Exercise aim:
Scan the entries below and return each line that contains "JSON".

Excerpts from a dataset:

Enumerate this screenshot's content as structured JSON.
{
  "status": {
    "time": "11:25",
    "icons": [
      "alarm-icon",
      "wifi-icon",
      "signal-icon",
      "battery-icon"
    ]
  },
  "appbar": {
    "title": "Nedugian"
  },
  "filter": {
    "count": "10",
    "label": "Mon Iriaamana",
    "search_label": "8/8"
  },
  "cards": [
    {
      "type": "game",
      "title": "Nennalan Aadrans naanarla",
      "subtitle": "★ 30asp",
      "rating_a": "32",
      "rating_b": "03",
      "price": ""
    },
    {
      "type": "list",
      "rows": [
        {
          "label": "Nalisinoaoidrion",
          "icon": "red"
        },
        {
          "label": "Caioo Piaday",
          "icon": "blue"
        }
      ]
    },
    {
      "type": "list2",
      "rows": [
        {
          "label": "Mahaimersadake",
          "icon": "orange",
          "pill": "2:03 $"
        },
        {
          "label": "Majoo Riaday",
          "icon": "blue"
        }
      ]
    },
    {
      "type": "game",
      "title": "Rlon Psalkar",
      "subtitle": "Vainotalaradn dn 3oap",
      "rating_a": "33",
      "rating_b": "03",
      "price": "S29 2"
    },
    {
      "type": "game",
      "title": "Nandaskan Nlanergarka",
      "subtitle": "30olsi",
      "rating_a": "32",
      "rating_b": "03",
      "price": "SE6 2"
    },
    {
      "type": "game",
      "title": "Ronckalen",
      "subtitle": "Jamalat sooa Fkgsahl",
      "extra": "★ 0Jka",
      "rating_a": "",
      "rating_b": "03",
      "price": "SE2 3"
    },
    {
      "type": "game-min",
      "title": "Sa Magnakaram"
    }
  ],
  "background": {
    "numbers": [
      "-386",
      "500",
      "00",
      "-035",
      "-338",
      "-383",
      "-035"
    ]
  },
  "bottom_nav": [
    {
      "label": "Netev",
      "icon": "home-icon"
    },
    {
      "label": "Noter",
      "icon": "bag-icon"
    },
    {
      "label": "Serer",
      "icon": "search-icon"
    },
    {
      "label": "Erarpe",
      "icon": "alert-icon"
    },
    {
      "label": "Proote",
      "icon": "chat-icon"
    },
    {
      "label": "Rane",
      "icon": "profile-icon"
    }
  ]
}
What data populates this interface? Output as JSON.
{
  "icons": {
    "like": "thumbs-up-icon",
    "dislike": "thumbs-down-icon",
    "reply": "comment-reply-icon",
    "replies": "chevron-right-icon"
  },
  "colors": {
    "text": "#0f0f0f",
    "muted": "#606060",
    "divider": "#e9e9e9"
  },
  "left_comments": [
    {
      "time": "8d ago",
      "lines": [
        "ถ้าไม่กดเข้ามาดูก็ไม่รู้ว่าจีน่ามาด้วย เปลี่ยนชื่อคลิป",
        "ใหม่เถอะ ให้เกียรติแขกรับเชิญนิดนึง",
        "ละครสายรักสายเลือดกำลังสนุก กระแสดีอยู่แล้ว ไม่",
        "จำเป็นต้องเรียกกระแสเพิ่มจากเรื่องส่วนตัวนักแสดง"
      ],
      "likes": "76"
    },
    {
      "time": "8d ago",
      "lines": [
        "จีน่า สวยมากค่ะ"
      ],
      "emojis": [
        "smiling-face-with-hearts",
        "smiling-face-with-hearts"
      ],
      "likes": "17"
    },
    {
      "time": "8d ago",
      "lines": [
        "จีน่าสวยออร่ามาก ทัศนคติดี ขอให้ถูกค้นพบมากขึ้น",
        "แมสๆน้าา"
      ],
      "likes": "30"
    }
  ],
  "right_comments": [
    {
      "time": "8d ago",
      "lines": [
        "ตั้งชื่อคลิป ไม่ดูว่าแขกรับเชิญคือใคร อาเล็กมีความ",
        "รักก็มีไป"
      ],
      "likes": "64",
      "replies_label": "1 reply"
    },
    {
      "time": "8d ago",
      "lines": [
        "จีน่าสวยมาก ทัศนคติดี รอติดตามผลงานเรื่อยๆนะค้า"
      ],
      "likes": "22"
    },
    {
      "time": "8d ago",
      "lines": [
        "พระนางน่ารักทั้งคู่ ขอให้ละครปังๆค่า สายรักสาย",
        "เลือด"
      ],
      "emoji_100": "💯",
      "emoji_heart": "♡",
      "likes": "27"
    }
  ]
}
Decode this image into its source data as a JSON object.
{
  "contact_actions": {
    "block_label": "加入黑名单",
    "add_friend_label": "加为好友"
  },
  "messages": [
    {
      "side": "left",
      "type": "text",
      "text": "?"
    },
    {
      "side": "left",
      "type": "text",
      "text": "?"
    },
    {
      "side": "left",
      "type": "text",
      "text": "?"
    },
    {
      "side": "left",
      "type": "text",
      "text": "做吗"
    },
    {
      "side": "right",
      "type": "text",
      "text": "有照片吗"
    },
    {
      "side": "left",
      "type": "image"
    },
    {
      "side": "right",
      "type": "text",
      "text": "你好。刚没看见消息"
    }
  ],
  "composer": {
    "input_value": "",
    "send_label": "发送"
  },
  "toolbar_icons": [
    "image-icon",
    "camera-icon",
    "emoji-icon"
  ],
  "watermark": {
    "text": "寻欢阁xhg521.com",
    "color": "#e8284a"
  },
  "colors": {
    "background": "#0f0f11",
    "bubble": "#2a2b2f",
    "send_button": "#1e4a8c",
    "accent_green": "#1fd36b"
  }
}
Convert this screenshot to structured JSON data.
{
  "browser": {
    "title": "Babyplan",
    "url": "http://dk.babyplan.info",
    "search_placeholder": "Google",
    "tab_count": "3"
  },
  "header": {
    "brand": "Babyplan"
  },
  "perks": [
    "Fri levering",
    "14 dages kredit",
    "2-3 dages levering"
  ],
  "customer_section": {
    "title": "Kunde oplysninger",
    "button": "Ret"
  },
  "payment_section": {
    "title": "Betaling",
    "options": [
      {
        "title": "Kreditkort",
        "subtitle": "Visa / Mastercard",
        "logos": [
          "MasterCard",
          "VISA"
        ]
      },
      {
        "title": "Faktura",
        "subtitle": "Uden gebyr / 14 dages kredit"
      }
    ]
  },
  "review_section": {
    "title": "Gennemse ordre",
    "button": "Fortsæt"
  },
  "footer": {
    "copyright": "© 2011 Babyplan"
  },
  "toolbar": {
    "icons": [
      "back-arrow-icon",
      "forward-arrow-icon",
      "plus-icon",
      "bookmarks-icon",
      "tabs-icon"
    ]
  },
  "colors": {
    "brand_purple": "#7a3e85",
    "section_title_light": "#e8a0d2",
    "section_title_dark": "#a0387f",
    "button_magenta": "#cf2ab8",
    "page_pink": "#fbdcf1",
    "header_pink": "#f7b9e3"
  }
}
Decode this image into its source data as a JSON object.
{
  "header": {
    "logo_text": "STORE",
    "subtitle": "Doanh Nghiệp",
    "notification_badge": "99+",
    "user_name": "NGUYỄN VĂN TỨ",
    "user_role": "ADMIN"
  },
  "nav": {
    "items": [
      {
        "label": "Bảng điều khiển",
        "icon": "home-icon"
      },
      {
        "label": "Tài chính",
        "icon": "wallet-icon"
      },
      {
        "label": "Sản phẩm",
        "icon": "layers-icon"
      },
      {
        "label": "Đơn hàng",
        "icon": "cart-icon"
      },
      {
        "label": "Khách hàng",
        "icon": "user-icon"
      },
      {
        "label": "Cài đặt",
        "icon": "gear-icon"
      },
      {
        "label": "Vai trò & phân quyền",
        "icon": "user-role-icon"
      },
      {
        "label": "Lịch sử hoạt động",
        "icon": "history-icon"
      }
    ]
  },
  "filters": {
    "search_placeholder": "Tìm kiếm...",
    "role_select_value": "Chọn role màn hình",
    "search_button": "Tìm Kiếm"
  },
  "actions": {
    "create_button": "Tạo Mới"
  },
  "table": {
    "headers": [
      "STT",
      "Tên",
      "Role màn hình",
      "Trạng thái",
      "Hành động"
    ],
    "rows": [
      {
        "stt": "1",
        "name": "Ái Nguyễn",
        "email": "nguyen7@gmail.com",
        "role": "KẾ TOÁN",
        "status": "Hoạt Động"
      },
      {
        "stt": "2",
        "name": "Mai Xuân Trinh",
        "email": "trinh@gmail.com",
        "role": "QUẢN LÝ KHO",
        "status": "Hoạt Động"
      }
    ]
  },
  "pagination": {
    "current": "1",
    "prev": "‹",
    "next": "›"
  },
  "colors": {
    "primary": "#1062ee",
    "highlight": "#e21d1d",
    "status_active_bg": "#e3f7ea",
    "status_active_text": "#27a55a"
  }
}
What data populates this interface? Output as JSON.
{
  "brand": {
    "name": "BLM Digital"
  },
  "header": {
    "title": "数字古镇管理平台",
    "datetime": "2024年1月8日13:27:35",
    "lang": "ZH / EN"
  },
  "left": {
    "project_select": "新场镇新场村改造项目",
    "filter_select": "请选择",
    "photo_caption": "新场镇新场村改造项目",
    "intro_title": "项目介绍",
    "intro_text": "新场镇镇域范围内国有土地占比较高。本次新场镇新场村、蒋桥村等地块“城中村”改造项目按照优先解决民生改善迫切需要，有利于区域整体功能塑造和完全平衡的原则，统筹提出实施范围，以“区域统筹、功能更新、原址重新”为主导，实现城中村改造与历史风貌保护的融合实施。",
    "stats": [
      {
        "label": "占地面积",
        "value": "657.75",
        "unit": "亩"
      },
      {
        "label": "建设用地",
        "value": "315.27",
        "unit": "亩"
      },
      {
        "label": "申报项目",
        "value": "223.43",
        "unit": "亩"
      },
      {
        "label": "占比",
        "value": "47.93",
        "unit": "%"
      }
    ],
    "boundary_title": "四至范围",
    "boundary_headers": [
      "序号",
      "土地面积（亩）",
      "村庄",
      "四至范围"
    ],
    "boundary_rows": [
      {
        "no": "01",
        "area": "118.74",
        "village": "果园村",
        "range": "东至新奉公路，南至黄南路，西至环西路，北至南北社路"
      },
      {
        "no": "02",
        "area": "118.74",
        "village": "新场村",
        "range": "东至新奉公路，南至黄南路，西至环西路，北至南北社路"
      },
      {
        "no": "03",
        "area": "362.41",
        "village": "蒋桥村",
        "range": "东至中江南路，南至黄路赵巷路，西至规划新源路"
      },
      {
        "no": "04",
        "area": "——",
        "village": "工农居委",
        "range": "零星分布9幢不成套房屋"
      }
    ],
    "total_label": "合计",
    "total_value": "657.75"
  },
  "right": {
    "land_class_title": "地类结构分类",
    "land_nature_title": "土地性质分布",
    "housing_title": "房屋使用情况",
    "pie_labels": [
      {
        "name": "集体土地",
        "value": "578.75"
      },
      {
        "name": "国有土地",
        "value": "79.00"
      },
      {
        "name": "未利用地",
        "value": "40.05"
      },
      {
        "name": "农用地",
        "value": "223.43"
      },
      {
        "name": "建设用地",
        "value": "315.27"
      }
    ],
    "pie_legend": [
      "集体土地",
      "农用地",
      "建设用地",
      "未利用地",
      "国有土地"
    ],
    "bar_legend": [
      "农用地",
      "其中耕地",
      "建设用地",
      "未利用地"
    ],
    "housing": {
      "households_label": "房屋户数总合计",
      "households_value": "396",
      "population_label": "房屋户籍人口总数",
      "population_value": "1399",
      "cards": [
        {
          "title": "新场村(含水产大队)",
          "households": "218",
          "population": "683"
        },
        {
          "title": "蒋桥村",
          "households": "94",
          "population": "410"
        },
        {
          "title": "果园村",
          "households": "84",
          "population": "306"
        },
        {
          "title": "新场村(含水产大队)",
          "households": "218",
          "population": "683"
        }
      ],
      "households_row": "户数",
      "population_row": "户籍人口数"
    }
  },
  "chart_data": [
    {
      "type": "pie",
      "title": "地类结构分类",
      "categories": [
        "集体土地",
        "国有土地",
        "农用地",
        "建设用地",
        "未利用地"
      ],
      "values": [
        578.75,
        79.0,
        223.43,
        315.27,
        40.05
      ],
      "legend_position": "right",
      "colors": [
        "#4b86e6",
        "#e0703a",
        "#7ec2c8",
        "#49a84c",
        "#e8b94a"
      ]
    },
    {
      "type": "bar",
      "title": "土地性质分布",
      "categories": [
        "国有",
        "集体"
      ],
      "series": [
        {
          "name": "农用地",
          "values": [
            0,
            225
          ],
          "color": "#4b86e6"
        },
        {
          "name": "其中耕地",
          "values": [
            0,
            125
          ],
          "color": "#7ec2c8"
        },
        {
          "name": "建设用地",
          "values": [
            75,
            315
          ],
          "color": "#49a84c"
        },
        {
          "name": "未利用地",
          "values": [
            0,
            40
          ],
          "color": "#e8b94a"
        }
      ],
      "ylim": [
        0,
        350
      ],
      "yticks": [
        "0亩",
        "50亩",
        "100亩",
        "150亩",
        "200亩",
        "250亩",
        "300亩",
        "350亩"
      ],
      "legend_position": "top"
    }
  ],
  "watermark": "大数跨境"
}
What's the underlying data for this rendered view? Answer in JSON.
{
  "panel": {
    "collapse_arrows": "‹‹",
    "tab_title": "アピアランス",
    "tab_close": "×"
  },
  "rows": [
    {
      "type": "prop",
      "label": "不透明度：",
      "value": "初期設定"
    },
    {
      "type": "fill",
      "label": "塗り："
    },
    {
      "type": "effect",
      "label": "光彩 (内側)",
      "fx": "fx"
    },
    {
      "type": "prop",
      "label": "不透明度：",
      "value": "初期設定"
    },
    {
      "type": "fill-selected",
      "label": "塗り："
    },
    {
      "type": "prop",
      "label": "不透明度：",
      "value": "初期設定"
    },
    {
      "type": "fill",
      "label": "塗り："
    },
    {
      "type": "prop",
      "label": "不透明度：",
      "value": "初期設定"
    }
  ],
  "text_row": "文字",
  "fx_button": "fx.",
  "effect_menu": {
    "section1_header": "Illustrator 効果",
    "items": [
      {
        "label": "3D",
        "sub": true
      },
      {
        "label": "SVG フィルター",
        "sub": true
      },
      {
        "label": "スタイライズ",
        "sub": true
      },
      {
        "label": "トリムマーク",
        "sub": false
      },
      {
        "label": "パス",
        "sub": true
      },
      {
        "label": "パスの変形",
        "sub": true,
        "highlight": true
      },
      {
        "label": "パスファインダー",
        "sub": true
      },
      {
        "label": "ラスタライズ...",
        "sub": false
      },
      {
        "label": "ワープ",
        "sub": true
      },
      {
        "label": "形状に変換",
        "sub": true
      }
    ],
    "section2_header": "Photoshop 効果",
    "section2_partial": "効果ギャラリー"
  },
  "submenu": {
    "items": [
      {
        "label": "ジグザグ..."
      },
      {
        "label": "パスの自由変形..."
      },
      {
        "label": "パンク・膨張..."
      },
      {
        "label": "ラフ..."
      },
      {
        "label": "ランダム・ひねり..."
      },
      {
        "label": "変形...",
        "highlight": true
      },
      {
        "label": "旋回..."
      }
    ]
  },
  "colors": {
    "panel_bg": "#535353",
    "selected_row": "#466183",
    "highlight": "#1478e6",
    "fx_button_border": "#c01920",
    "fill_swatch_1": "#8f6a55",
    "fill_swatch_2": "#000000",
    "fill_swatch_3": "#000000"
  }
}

Solution below:
Enumerate this screenshot's content as structured JSON.
What data populates this interface? Output as JSON.
Decode this image into its source data as a JSON object.
Convert this screenshot to structured JSON data.
Decode this image into its source data as a JSON object.
What data populates this interface? Output as JSON.
What's the underlying data for this rendered view? Answer in JSON.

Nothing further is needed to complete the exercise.